(Work to be completed) Return every line of the entries that includes the word "data".

(Material provided)
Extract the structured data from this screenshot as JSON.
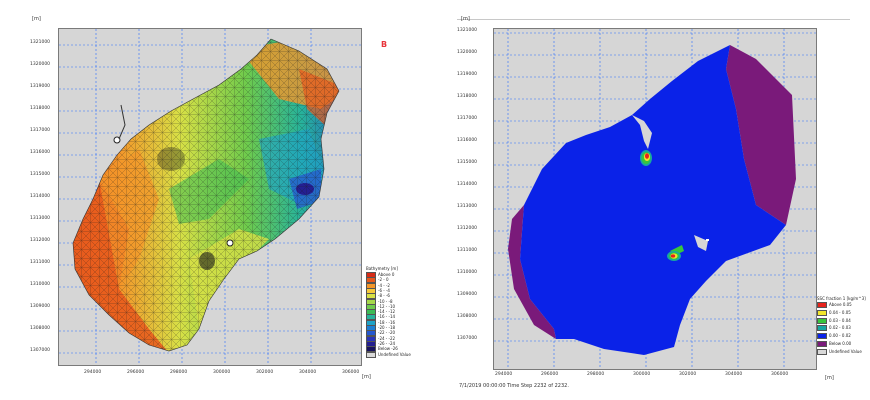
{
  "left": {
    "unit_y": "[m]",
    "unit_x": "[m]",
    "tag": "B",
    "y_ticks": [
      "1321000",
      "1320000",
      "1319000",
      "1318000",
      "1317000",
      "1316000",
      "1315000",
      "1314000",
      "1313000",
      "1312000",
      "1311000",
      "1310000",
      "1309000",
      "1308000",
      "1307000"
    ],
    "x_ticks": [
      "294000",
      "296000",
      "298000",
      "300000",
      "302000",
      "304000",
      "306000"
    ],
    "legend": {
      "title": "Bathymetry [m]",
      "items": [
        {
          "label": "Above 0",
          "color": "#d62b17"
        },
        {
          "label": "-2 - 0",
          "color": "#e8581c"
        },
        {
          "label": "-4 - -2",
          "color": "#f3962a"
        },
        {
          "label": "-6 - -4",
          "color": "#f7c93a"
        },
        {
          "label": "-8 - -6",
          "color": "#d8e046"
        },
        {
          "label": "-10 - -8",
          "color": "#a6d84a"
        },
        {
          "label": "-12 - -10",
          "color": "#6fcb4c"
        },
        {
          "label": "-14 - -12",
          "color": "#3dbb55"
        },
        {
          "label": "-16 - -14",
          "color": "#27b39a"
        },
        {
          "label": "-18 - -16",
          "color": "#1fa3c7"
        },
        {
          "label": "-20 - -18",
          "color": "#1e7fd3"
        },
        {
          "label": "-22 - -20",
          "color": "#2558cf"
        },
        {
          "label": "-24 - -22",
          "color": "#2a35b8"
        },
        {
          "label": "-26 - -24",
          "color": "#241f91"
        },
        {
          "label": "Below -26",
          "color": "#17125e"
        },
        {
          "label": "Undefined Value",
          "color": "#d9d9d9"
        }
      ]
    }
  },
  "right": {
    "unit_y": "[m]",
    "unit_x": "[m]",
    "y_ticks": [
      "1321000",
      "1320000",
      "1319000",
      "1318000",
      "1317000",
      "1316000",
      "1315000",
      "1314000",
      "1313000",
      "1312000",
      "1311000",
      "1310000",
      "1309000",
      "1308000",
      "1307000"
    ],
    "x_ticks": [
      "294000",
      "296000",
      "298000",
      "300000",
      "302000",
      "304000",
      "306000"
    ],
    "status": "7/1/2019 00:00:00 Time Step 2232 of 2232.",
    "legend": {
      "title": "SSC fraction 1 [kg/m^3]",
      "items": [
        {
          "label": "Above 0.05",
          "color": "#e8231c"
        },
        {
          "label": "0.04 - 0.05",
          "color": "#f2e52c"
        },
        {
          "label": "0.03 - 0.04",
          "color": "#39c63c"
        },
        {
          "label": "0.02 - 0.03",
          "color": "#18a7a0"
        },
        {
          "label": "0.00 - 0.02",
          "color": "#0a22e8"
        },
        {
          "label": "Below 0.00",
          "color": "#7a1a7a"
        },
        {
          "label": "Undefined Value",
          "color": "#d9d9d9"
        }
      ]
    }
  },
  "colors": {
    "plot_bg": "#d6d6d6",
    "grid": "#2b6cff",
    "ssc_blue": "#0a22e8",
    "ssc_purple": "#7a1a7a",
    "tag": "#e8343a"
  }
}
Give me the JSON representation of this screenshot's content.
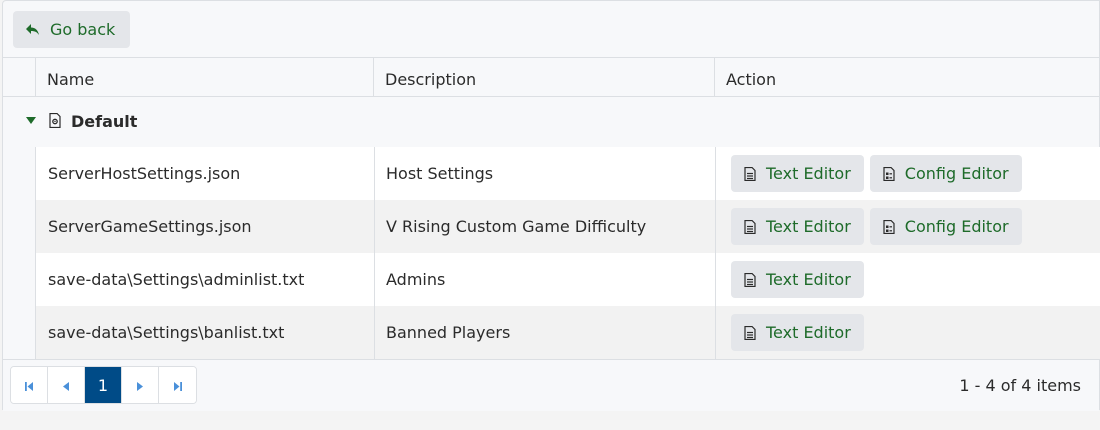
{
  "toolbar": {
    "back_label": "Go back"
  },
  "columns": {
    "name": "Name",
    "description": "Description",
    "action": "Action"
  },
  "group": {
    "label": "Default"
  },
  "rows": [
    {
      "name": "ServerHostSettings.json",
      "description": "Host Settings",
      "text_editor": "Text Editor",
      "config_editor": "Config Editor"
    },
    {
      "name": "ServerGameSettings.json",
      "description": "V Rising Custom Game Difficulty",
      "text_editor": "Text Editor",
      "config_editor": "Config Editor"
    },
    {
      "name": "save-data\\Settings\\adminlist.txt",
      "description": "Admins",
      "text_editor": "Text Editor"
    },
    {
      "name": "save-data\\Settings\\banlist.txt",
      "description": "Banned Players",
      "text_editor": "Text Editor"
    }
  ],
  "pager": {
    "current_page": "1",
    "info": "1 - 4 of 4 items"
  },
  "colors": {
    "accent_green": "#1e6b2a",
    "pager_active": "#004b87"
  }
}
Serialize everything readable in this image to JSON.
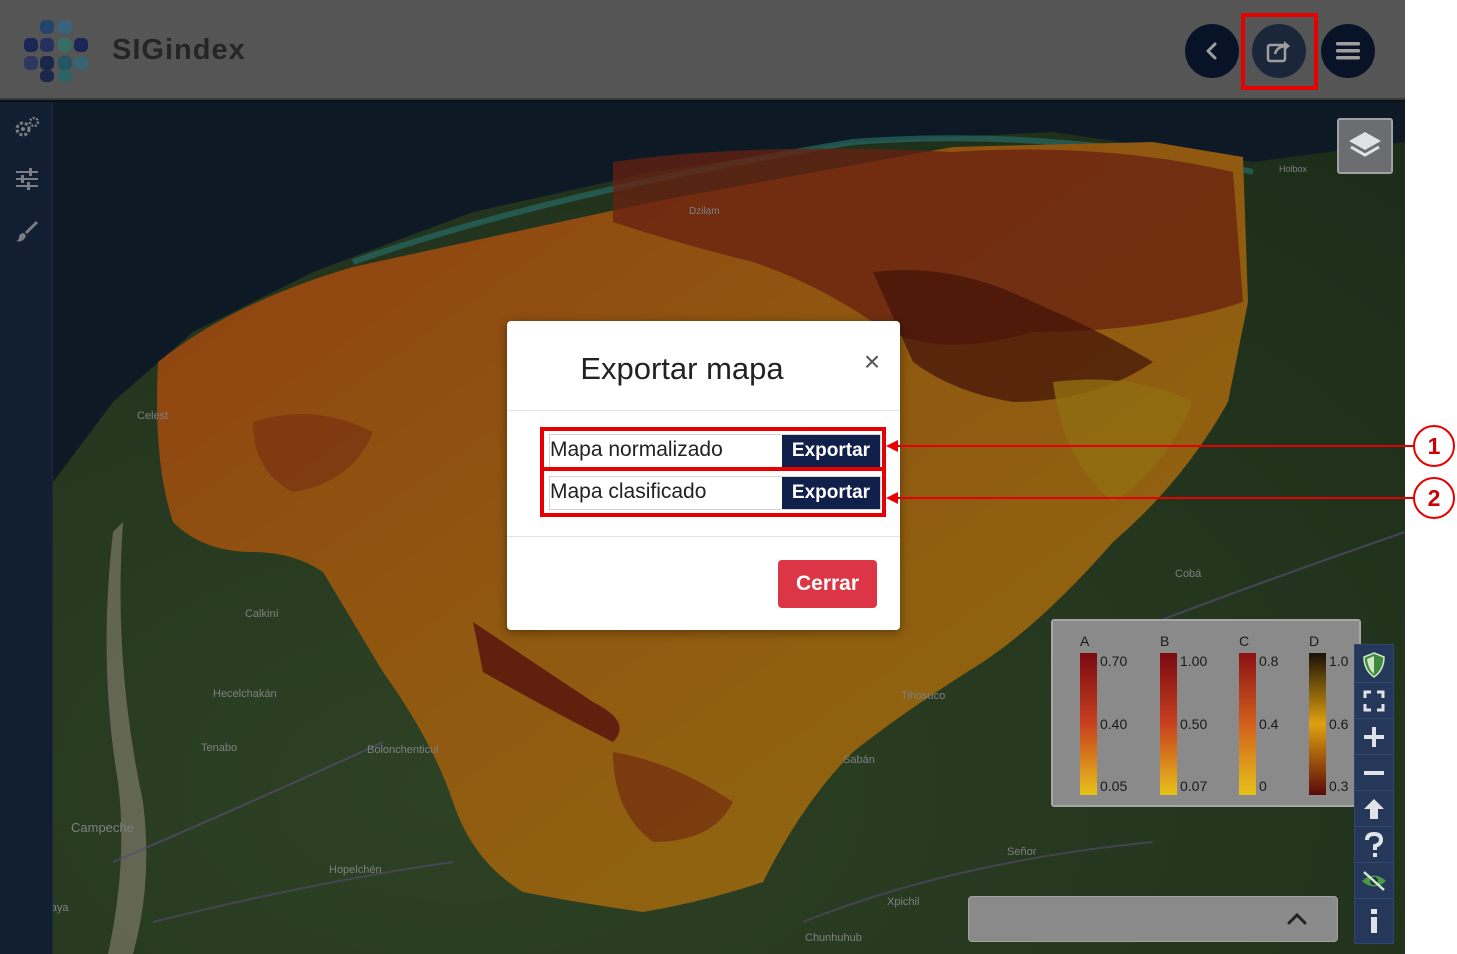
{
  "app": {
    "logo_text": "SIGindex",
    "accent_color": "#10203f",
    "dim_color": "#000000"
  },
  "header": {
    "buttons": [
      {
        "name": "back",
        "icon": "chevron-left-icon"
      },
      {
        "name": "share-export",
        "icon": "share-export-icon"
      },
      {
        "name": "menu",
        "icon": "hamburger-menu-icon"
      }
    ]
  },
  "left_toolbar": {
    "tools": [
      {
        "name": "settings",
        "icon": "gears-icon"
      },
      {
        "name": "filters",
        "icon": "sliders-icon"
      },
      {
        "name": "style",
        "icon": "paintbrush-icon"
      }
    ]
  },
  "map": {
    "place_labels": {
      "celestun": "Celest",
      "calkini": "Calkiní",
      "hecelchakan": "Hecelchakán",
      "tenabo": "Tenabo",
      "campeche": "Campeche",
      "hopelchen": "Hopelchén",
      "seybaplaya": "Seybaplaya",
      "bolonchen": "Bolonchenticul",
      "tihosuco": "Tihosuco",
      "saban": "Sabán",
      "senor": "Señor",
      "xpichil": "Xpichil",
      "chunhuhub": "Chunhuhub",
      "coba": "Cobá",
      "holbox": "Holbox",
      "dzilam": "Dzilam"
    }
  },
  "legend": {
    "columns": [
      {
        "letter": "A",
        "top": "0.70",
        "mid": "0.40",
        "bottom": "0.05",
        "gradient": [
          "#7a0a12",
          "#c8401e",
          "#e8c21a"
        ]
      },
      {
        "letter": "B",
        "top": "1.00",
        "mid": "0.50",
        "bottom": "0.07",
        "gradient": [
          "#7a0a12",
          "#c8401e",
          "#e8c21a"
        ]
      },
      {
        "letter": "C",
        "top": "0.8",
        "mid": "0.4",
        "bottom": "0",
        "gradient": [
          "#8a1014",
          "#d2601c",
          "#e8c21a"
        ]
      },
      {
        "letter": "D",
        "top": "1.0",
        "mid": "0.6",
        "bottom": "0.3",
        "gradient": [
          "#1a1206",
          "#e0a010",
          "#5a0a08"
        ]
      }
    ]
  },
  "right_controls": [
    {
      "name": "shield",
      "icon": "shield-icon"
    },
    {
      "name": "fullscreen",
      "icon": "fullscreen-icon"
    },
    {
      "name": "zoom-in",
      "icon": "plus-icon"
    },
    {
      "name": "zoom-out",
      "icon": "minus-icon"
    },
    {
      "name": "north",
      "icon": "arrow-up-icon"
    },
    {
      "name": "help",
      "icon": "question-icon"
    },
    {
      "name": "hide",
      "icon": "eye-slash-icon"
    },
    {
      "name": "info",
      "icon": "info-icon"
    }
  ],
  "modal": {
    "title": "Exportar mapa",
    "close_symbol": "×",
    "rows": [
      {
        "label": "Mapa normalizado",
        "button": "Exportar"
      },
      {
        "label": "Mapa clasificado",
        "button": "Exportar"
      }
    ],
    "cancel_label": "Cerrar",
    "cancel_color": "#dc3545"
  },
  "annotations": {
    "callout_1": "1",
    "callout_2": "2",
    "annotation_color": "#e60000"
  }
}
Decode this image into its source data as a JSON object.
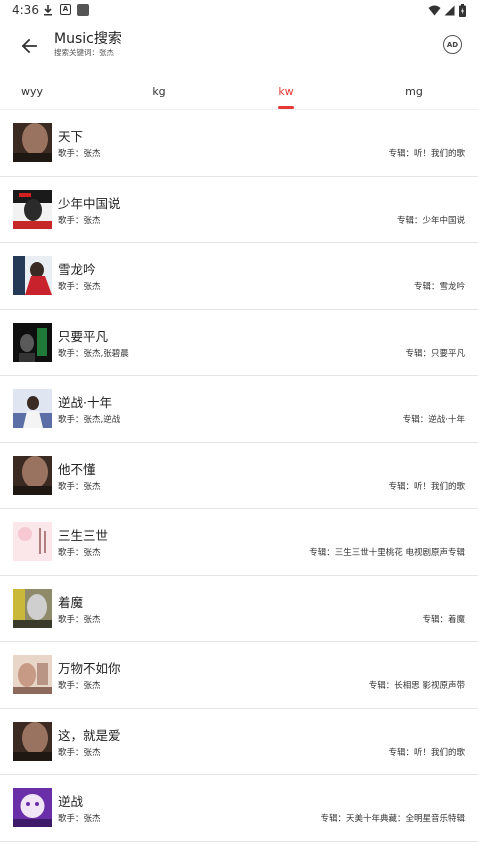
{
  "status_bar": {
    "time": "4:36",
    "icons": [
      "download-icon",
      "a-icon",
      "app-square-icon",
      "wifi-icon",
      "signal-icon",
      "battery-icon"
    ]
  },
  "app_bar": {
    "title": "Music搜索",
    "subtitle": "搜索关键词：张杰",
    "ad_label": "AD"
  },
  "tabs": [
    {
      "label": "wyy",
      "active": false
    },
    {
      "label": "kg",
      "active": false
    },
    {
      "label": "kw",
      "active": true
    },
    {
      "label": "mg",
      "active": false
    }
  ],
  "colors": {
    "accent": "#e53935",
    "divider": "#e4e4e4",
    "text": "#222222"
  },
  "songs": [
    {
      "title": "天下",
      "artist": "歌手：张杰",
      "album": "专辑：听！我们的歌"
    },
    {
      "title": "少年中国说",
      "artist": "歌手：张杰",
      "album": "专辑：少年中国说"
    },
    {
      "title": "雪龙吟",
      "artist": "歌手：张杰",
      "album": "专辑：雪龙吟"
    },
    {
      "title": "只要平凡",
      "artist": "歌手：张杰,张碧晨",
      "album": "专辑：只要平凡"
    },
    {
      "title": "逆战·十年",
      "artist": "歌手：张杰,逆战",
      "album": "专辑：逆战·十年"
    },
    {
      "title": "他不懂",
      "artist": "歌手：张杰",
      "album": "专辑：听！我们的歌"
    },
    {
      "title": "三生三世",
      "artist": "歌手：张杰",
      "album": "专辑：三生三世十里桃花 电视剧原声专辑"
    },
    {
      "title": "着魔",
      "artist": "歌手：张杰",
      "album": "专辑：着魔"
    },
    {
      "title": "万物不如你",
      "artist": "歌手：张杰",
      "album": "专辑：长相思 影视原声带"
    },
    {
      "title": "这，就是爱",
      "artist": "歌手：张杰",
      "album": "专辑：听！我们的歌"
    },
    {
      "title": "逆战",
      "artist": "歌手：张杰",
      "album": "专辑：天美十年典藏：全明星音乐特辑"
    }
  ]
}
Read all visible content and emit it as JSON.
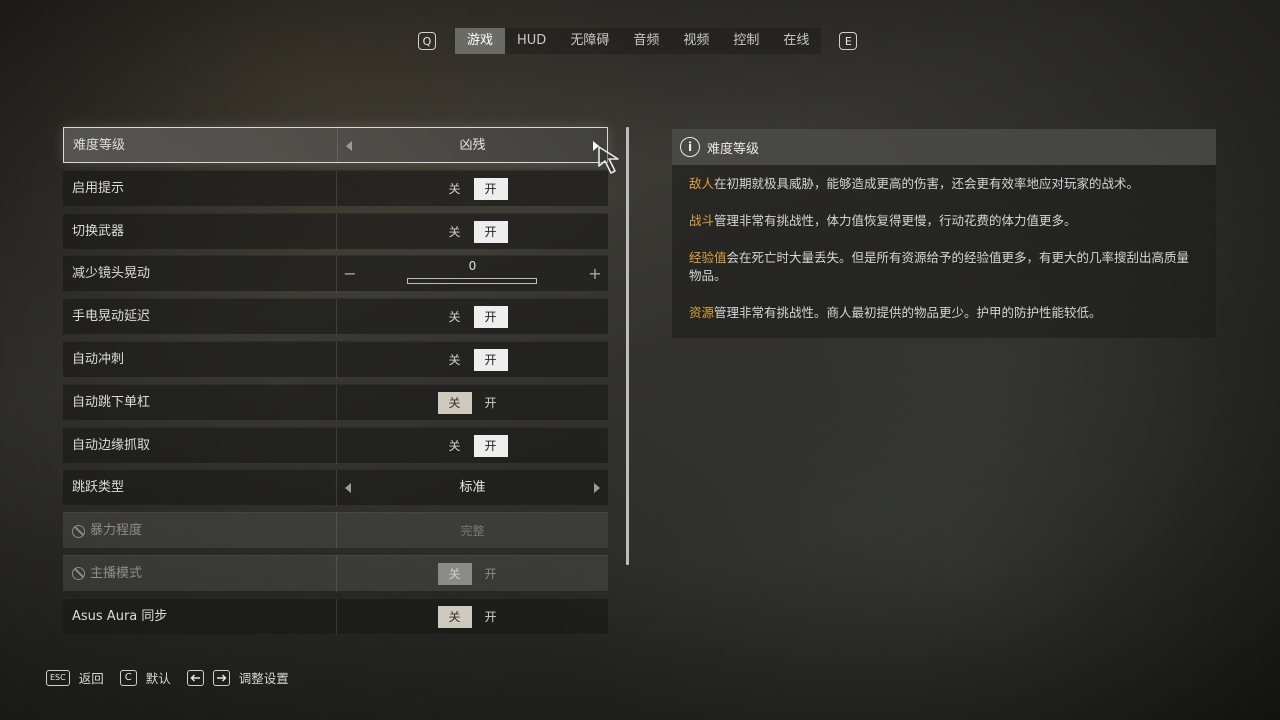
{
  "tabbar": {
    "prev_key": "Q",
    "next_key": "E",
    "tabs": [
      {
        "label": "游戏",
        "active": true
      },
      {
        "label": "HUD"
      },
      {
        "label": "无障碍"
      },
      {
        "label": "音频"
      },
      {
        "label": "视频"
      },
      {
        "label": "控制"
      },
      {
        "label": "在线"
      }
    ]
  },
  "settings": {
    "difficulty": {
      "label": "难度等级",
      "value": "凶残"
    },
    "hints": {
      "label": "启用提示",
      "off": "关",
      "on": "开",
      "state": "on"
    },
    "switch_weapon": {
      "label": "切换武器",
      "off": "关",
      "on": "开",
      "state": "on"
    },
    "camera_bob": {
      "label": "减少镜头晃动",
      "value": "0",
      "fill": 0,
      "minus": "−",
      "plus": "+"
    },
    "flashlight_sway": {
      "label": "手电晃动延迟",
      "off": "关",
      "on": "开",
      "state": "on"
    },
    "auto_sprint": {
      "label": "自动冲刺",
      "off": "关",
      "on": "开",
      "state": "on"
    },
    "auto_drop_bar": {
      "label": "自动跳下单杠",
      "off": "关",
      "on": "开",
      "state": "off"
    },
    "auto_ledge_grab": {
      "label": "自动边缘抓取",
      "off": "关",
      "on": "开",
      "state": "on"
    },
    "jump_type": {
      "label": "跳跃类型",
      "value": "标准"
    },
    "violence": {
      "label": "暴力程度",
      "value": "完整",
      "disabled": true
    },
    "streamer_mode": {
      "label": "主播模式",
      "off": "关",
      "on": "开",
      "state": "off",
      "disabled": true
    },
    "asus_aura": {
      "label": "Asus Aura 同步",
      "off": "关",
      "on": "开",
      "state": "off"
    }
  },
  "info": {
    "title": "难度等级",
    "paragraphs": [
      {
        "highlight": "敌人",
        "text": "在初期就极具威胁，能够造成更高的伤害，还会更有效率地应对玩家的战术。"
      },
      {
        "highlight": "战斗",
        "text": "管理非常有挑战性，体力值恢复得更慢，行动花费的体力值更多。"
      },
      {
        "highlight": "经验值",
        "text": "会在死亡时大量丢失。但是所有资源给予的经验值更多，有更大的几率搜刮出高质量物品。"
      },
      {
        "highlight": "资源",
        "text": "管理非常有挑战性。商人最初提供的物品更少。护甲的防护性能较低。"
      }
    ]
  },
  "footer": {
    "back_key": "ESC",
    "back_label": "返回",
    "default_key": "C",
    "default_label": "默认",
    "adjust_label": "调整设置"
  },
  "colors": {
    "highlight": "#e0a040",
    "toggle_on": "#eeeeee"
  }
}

(Expected answer)
Extract the structured data from this screenshot as JSON.
      "name": "save-data\\Settings\\adminlist.txt",
      "name": "save-data\\Settings\\banlist.txt",
Decode this image into its source data as a JSON object.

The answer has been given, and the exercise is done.